Records shown -
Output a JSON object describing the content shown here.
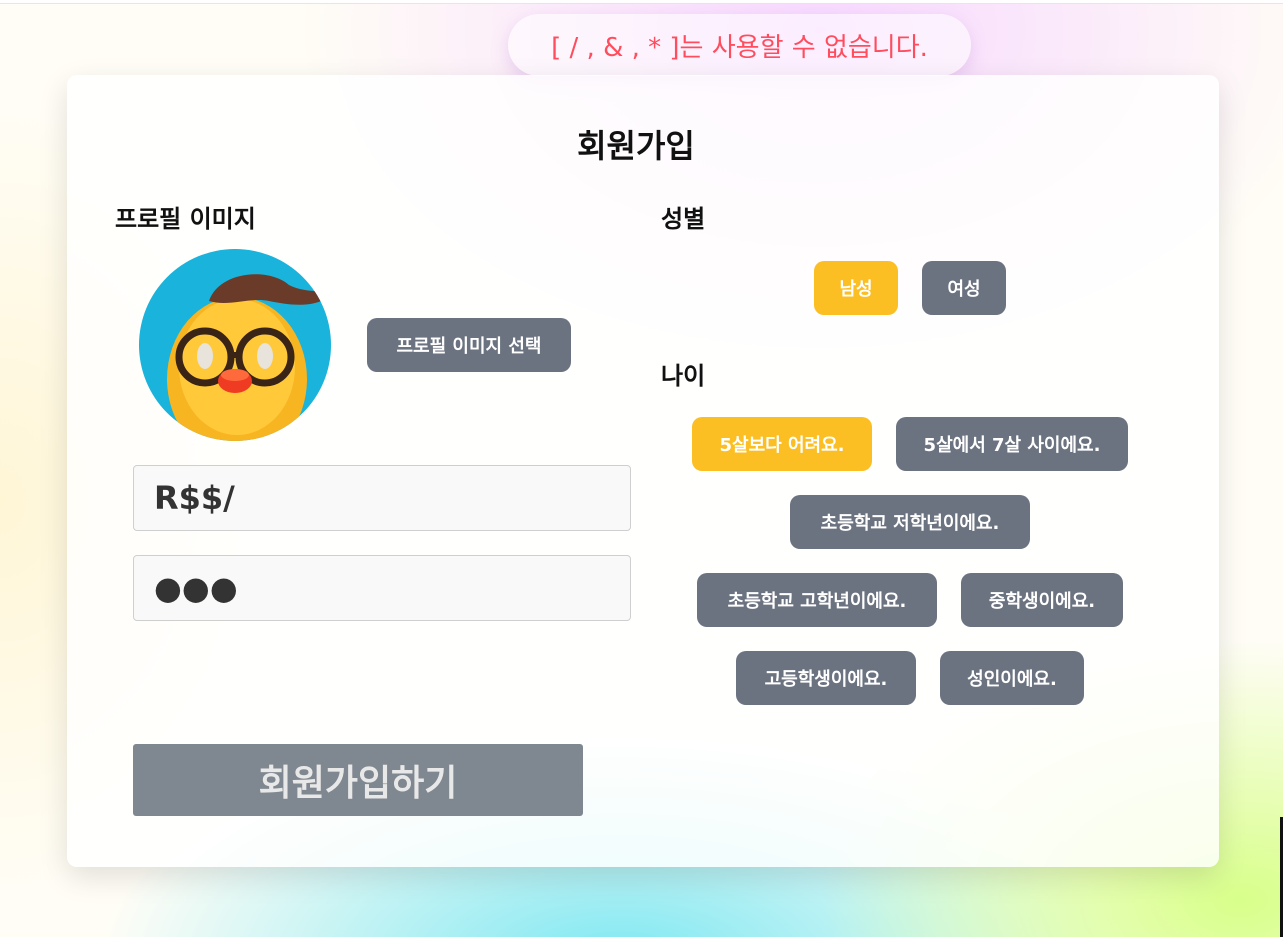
{
  "warning": "[ / , & , * ]는 사용할 수 없습니다.",
  "signup": {
    "title": "회원가입",
    "profile_label": "프로필 이미지",
    "select_image_button": "프로필 이미지 선택",
    "nickname_value": "R$$/",
    "password_value": "●●●",
    "submit_button": "회원가입하기"
  },
  "gender": {
    "label": "성별",
    "options": [
      "남성",
      "여성"
    ],
    "selected": "남성"
  },
  "age": {
    "label": "나이",
    "options": [
      "5살보다 어려요.",
      "5살에서 7살 사이에요.",
      "초등학교 저학년이에요.",
      "초등학교 고학년이에요.",
      "중학생이에요.",
      "고등학생이에요.",
      "성인이에요."
    ],
    "selected": "5살보다 어려요."
  },
  "colors": {
    "selected": "#fbbf24",
    "unselected": "#6b7280",
    "warning_text": "#ff4d5e",
    "submit_disabled": "#7f8790"
  },
  "icons": {
    "avatar": "duck-avatar-with-glasses"
  }
}
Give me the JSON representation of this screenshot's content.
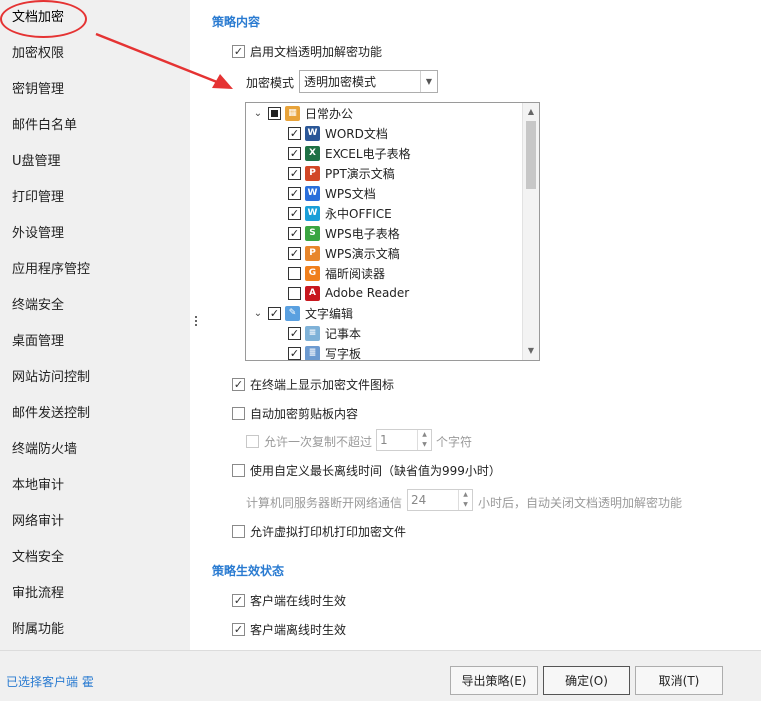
{
  "sidebar": {
    "items": [
      {
        "label": "文档加密"
      },
      {
        "label": "加密权限"
      },
      {
        "label": "密钥管理"
      },
      {
        "label": "邮件白名单"
      },
      {
        "label": "U盘管理"
      },
      {
        "label": "打印管理"
      },
      {
        "label": "外设管理"
      },
      {
        "label": "应用程序管控"
      },
      {
        "label": "终端安全"
      },
      {
        "label": "桌面管理"
      },
      {
        "label": "网站访问控制"
      },
      {
        "label": "邮件发送控制"
      },
      {
        "label": "终端防火墙"
      },
      {
        "label": "本地审计"
      },
      {
        "label": "网络审计"
      },
      {
        "label": "文档安全"
      },
      {
        "label": "审批流程"
      },
      {
        "label": "附属功能"
      }
    ],
    "active_index": 0
  },
  "policy_content": {
    "title": "策略内容",
    "enable_transparent": {
      "label": "启用文档透明加解密功能",
      "checked": true
    },
    "mode_label": "加密模式",
    "mode_value": "透明加密模式",
    "tree": [
      {
        "label": "日常办公",
        "level": 0,
        "state": "partial",
        "icon": "office-group-icon"
      },
      {
        "label": "WORD文档",
        "level": 1,
        "state": "checked",
        "icon": "word-icon"
      },
      {
        "label": "EXCEL电子表格",
        "level": 1,
        "state": "checked",
        "icon": "excel-icon"
      },
      {
        "label": "PPT演示文稿",
        "level": 1,
        "state": "checked",
        "icon": "ppt-icon"
      },
      {
        "label": "WPS文档",
        "level": 1,
        "state": "checked",
        "icon": "wps-writer-icon"
      },
      {
        "label": "永中OFFICE",
        "level": 1,
        "state": "checked",
        "icon": "yozo-icon"
      },
      {
        "label": "WPS电子表格",
        "level": 1,
        "state": "checked",
        "icon": "wps-sheet-icon"
      },
      {
        "label": "WPS演示文稿",
        "level": 1,
        "state": "checked",
        "icon": "wps-presentation-icon"
      },
      {
        "label": "福昕阅读器",
        "level": 1,
        "state": "unchecked",
        "icon": "foxit-icon"
      },
      {
        "label": "Adobe Reader",
        "level": 1,
        "state": "unchecked",
        "icon": "adobe-icon"
      },
      {
        "label": "文字编辑",
        "level": 0,
        "state": "checked",
        "icon": "text-edit-group-icon"
      },
      {
        "label": "记事本",
        "level": 1,
        "state": "checked",
        "icon": "notepad-icon"
      },
      {
        "label": "写字板",
        "level": 1,
        "state": "checked",
        "icon": "wordpad-icon"
      }
    ],
    "show_icon": {
      "label": "在终端上显示加密文件图标",
      "checked": true
    },
    "auto_clipboard": {
      "label": "自动加密剪贴板内容",
      "checked": false
    },
    "allow_copy": {
      "label": "允许一次复制不超过",
      "value": "1",
      "suffix": "个字符",
      "checked": false
    },
    "custom_offline": {
      "label": "使用自定义最长离线时间（缺省值为999小时）",
      "checked": false
    },
    "offline_prefix": "计算机同服务器断开网络通信",
    "offline_value": "24",
    "offline_suffix": "小时后，自动关闭文档透明加解密功能",
    "virtual_printer": {
      "label": "允许虚拟打印机打印加密文件",
      "checked": false
    }
  },
  "policy_status": {
    "title": "策略生效状态",
    "online": {
      "label": "客户端在线时生效",
      "checked": true
    },
    "offline": {
      "label": "客户端离线时生效",
      "checked": true
    }
  },
  "footer": {
    "selected_clients": "已选择客户端 霍",
    "export_label": "导出策略(E)",
    "ok_label": "确定(O)",
    "cancel_label": "取消(T)"
  },
  "colors": {
    "accent": "#2a7bd1",
    "annotation": "#e53333"
  }
}
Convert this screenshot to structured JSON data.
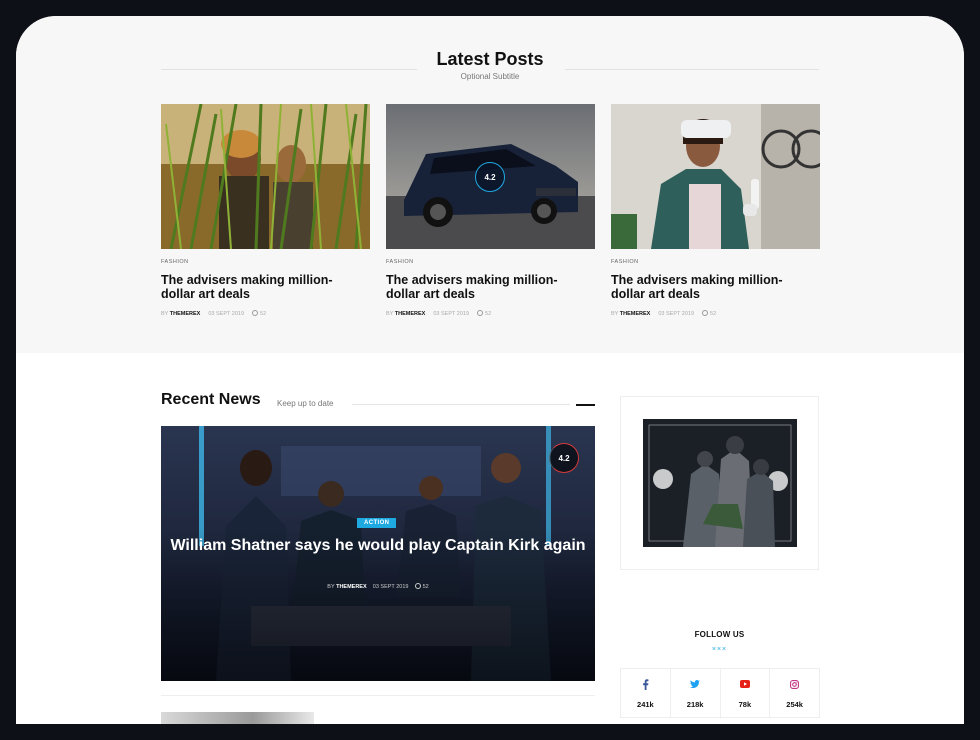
{
  "latest_posts": {
    "title": "Latest Posts",
    "subtitle": "Optional Subtitle",
    "cards": [
      {
        "category": "FASHION",
        "title": "The advisers making million-dollar art deals",
        "by": "BY",
        "author": "THEMEREX",
        "date": "03 SEPT 2019",
        "comments": "52",
        "image": "people-in-tall-grass"
      },
      {
        "category": "FASHION",
        "title": "The advisers making million-dollar art deals",
        "by": "BY",
        "author": "THEMEREX",
        "date": "03 SEPT 2019",
        "comments": "52",
        "image": "dark-suv-on-road",
        "rating": "4.2"
      },
      {
        "category": "FASHION",
        "title": "The advisers making million-dollar art deals",
        "by": "BY",
        "author": "THEMEREX",
        "date": "03 SEPT 2019",
        "comments": "52",
        "image": "woman-with-vr-headset"
      }
    ]
  },
  "recent_news": {
    "title": "Recent News",
    "subtitle": "Keep up to date",
    "hero": {
      "tag": "ACTION",
      "title": "William Shatner says he would play Captain Kirk again",
      "by": "BY",
      "author": "THEMEREX",
      "date": "03 SEPT 2019",
      "comments": "52",
      "rating": "4.2",
      "image": "sci-fi-cast-group"
    }
  },
  "sidebar": {
    "ad_image": "armored-soldiers-game-art",
    "follow_title": "FOLLOW US",
    "follow_divider": "×××",
    "socials": [
      {
        "icon": "facebook-icon",
        "count": "241k",
        "color": "#3b5998"
      },
      {
        "icon": "twitter-icon",
        "count": "218k",
        "color": "#1da1f2"
      },
      {
        "icon": "youtube-icon",
        "count": "78k",
        "color": "#e62117"
      },
      {
        "icon": "instagram-icon",
        "count": "254k",
        "color": "#c13584"
      }
    ]
  },
  "colors": {
    "accent": "#1fa9e1",
    "rating_ring": "#d23a3a",
    "band_bg": "#f7f7f7"
  }
}
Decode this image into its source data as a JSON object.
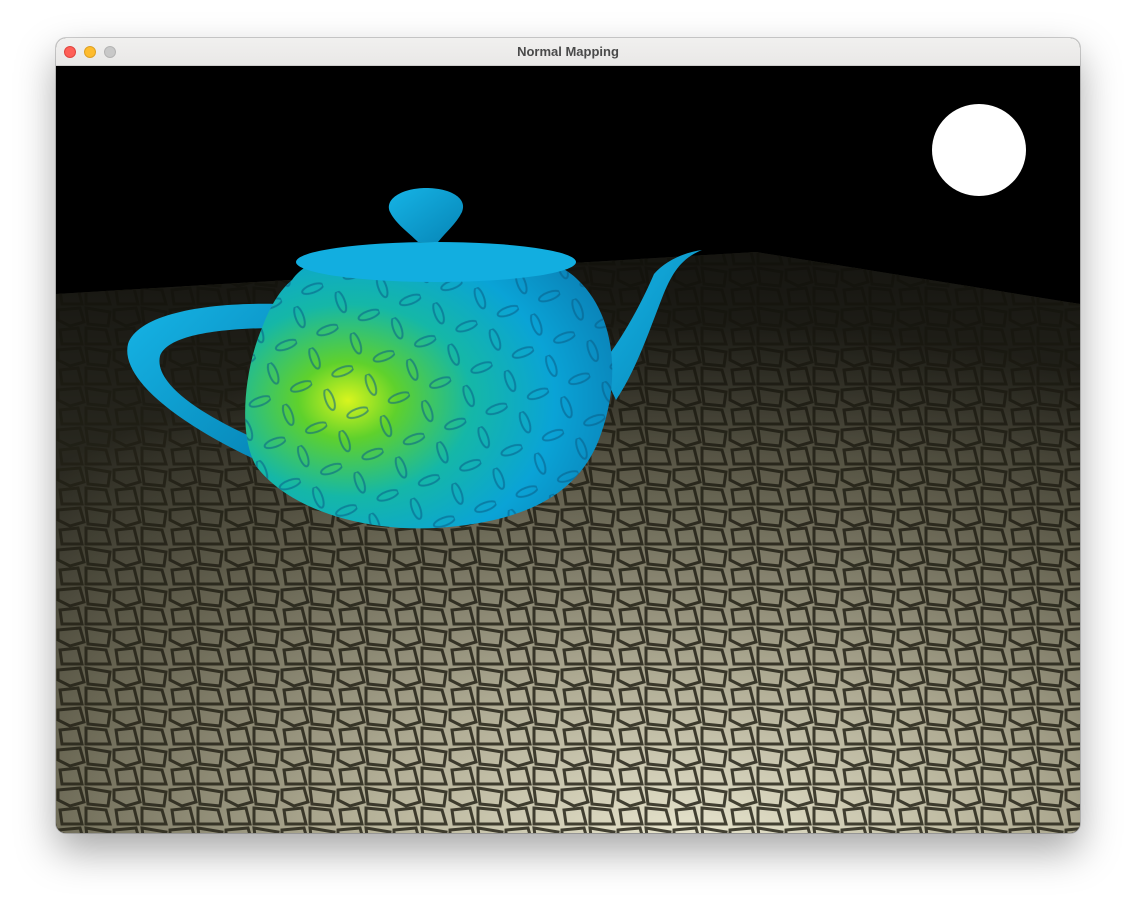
{
  "window": {
    "title": "Normal Mapping"
  },
  "titlebar_buttons": {
    "close": "close-button",
    "minimize": "minimize-button",
    "zoom": "zoom-button"
  },
  "scene": {
    "background_color": "#000000",
    "light_color": "#ffffff",
    "teapot_color": "#0aa3d6",
    "teapot_highlight_color": "#c9ef1c",
    "floor_color": "#8d8a72"
  }
}
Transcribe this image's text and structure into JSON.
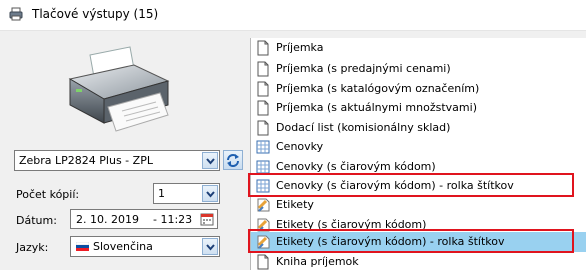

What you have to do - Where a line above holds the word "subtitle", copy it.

Response below -
    "subtitle": "Optional Subtitle",
    "subtitle": "Keep up to date",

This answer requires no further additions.